It is interesting that Nutt singles out France as an example for us to follow, although I’m not sure it’s really such a good role model as he seems to think. It is certainly true that France has halved its per capita alcohol consumption from a very high figure in the early 1960s, but according to various international comparisons it’s still at a similar level to the UK. And how much of that is due to general social trends as opposed to specific government policies?

He praises France’s severe restrictions on alcohol advertising, but it’s generally recognised that advertising primarily serves to influence brand choice rather than the level of consumption as such. The main impact of advertising curbs is to make it more difficult to launch new products. He also says that the government encouraged wine producers to make higher quality wines rather than vin ordinaire, but isn’t that in line with the general trend across the developed world to drink “less but better”? And you certainly can get drunk on Chateau Latour if you can afford it.

He highlights France’s decision to cut its drink-driving limit, but by doing so he effectively identifies this as primarily an anti-alcohol measure, which of course it is. Despite this, France still has a level of road fatalities, in terms of both population and vehicle mileage, about 70% higher than the UK. He conveniently ignores the fact that the limit was reduced in Scotland five years ago, and so far has failed to produce any noticeable reduction in accidents either in absolute terms or relative to England and Wales.

He also urges the other parts of the UK to follow Scotland’s example and introduce minimum unit pricing.
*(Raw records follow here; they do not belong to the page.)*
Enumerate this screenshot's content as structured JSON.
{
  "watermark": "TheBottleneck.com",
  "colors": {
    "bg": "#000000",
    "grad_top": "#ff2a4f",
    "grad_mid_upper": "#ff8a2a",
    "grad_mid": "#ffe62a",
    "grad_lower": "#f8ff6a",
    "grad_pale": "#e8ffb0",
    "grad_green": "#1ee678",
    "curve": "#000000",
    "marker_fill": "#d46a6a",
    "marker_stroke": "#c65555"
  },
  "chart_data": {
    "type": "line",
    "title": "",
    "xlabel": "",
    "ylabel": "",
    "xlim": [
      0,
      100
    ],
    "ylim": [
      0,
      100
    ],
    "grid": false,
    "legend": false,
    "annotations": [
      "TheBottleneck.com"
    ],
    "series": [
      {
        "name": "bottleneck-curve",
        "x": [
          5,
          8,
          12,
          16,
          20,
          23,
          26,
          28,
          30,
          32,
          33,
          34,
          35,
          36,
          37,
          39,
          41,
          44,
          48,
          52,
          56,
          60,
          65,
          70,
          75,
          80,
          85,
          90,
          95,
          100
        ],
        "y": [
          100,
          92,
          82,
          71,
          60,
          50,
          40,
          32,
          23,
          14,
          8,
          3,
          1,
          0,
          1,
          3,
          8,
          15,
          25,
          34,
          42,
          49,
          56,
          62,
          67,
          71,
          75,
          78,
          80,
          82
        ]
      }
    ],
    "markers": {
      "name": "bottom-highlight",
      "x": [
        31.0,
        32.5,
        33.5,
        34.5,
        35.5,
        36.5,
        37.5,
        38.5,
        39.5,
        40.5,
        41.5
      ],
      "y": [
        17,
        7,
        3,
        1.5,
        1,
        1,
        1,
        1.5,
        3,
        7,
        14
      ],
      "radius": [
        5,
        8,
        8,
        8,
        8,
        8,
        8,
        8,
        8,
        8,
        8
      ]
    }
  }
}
But there is no minimum pricing in France, and you will still make big savings across the range of alcoholic drinks in the Calais hypermarket, although maybe not as much as you once could, due to the relative weakness of the pound in recent years.

Of course alcohol does cause problems for some who misuse it, but most people manage to handle it in a responsible manner and it brings pleasure to millions. Any attempt to deal with alcohol-related issues should surely adopt a targeted approach rather than being a form of indiscriminate collective punishment.
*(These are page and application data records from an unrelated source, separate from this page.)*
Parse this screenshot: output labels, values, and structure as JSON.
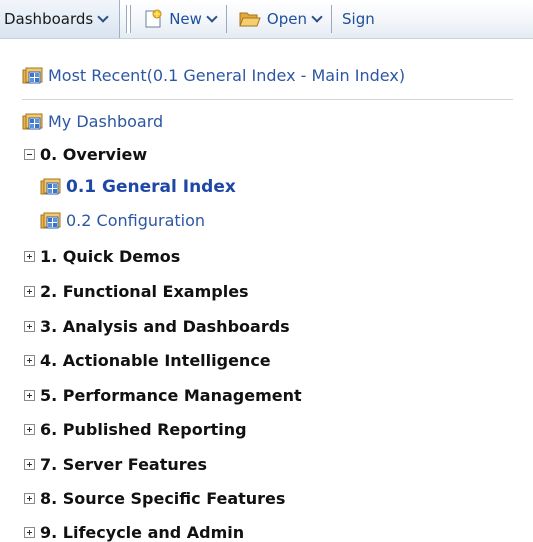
{
  "toolbar": {
    "dashboards_label": "Dashboards",
    "new_label": "New",
    "open_label": "Open",
    "sign_label": "Sign"
  },
  "tree": {
    "most_recent_label": "Most Recent(0.1 General Index - Main Index)",
    "my_dashboard_label": "My Dashboard",
    "sections": [
      {
        "label": "0. Overview",
        "expanded": true,
        "children": [
          {
            "label": "0.1 General Index",
            "current": true
          },
          {
            "label": "0.2 Configuration",
            "current": false
          }
        ]
      },
      {
        "label": "1. Quick Demos",
        "expanded": false
      },
      {
        "label": "2. Functional Examples",
        "expanded": false
      },
      {
        "label": "3. Analysis and Dashboards",
        "expanded": false
      },
      {
        "label": "4. Actionable Intelligence",
        "expanded": false
      },
      {
        "label": "5. Performance Management",
        "expanded": false
      },
      {
        "label": "6. Published Reporting",
        "expanded": false
      },
      {
        "label": "7. Server Features",
        "expanded": false
      },
      {
        "label": "8. Source Specific Features",
        "expanded": false
      },
      {
        "label": "9. Lifecycle and Admin",
        "expanded": false
      }
    ]
  },
  "colors": {
    "link": "#2d57a4",
    "current_link": "#1f48a6",
    "folder_icon": "#e8b14a"
  }
}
It may be easy to dismiss this as typical hyberbolic Daily Mail scaremongering. However, it should not be forgotten that the Mail was one of the main cheerleaders for the current government, and is often thought to represent the voice of “middle England”. They are far more likely to listen to the Mail than the Guardian. So nobody should delude themselves that the election of a new government that claims to listen to ordinary people means that the Nanny State agenda is now off the menu.